▶ _DATA SECTION_:
........

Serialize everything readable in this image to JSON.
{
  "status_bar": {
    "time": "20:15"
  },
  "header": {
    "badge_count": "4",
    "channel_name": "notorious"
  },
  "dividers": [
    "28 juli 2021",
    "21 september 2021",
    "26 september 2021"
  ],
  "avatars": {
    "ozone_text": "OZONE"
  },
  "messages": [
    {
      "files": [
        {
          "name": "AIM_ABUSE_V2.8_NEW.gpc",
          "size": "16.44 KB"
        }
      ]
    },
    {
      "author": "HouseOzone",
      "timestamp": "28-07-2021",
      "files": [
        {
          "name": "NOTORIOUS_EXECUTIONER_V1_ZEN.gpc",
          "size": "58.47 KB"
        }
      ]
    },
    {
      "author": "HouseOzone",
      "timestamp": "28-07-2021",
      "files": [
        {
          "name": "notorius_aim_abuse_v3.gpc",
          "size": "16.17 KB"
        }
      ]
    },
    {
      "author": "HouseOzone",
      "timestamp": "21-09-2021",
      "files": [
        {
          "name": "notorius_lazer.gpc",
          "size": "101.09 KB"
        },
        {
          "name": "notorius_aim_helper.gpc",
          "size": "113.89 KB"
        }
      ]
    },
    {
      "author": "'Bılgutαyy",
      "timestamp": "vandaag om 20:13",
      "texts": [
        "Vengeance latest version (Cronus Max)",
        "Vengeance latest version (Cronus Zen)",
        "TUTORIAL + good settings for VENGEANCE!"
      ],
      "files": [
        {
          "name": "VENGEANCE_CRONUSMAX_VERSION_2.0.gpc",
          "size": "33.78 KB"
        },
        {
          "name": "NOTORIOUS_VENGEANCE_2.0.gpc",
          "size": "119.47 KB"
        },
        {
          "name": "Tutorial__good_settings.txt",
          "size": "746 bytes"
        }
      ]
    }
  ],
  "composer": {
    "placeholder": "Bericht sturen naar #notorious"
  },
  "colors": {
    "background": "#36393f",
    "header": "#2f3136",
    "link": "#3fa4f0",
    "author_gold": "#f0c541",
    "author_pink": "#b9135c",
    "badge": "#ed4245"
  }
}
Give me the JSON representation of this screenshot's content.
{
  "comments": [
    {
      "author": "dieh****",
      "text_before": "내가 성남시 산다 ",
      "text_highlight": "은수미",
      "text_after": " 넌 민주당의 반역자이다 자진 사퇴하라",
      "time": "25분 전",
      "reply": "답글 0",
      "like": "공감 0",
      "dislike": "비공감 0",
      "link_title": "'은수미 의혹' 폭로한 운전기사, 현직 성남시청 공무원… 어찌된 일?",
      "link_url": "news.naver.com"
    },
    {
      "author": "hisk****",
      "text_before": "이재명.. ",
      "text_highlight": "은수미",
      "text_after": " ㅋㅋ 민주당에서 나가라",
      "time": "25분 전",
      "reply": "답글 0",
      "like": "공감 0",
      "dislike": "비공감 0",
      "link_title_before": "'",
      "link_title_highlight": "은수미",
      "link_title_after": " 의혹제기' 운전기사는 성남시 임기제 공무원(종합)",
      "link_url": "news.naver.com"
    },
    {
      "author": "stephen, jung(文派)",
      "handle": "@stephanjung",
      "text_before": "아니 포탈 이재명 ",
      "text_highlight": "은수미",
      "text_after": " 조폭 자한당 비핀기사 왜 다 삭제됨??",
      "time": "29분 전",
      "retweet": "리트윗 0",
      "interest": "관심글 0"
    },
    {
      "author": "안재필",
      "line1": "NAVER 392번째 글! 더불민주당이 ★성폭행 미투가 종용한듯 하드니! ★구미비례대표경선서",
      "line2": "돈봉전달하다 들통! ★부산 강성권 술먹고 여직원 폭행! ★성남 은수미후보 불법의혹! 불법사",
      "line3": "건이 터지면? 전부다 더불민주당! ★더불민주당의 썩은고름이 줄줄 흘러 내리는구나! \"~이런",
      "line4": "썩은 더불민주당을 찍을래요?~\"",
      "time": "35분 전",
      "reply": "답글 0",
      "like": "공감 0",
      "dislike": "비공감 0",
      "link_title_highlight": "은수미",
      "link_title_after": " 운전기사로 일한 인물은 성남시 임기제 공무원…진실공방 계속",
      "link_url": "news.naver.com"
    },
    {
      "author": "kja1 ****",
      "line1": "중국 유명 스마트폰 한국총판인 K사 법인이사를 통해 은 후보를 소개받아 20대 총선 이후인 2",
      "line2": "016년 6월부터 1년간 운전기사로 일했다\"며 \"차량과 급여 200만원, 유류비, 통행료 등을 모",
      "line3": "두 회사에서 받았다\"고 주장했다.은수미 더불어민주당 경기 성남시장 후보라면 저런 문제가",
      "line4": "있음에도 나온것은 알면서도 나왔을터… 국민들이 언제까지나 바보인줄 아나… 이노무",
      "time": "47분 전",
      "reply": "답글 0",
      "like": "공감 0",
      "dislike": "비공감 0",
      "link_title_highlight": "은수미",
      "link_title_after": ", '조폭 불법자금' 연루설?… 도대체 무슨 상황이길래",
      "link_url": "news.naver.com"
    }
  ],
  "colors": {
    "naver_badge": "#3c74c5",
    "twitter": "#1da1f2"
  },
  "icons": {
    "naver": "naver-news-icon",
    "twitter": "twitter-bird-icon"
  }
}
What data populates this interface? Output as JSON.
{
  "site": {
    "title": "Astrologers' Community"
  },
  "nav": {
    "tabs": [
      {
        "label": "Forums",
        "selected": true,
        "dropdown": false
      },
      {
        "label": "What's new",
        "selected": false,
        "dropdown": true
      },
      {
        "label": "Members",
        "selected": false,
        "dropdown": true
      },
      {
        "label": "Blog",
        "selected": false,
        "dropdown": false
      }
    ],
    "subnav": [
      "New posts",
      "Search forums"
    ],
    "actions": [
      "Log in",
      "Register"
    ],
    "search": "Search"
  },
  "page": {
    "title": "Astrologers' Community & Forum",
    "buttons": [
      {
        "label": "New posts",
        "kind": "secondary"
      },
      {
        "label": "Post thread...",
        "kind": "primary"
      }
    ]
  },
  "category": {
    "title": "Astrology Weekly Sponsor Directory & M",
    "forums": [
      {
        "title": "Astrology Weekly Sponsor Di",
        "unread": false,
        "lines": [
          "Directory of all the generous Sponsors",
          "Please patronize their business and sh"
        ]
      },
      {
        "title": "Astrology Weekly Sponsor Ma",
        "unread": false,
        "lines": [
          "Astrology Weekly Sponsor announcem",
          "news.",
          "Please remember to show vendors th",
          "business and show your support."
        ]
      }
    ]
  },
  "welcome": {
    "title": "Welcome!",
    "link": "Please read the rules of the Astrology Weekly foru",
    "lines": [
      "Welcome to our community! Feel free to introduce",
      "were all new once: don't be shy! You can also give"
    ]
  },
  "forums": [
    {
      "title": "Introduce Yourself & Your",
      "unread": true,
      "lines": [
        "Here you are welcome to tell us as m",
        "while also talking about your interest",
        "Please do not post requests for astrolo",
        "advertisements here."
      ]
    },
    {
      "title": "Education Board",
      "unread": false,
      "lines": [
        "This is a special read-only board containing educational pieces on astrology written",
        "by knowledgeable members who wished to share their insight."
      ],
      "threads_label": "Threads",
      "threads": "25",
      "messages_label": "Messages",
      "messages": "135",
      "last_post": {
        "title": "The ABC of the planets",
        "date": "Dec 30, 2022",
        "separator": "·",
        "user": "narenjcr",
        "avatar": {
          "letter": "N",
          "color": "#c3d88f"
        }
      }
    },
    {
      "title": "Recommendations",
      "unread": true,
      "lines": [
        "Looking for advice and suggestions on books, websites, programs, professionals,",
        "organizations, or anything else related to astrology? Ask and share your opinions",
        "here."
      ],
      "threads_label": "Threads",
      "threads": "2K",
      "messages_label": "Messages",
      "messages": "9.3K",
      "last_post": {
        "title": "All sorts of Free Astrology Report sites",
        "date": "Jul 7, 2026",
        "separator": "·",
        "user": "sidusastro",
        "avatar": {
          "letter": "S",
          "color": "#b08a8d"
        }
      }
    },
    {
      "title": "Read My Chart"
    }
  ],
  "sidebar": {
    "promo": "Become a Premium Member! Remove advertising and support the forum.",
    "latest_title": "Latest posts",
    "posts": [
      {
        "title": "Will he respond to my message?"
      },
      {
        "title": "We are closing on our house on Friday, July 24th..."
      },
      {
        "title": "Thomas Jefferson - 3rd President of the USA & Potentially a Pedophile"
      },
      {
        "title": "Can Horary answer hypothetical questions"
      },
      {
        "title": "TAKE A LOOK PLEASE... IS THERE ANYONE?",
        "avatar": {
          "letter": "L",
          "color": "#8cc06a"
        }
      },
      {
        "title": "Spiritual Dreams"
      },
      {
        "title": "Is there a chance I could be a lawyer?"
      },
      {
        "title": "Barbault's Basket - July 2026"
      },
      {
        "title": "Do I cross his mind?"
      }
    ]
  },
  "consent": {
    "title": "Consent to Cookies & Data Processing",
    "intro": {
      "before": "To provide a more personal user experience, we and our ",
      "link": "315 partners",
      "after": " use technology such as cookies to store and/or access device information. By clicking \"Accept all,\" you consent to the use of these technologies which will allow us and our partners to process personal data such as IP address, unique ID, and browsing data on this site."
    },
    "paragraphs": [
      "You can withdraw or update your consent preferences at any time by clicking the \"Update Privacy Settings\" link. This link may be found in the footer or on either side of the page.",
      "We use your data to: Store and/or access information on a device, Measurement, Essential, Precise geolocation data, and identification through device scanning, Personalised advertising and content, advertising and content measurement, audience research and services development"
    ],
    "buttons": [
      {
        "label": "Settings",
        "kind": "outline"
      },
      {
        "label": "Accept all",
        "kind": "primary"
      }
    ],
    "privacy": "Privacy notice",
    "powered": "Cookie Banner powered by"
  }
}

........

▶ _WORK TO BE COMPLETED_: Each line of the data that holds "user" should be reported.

▶ _RESPONSE AREA_:
        "user": "narenjcr",
        "user": "sidusastro",
      "before": "To provide a more personal user experience, we and our ",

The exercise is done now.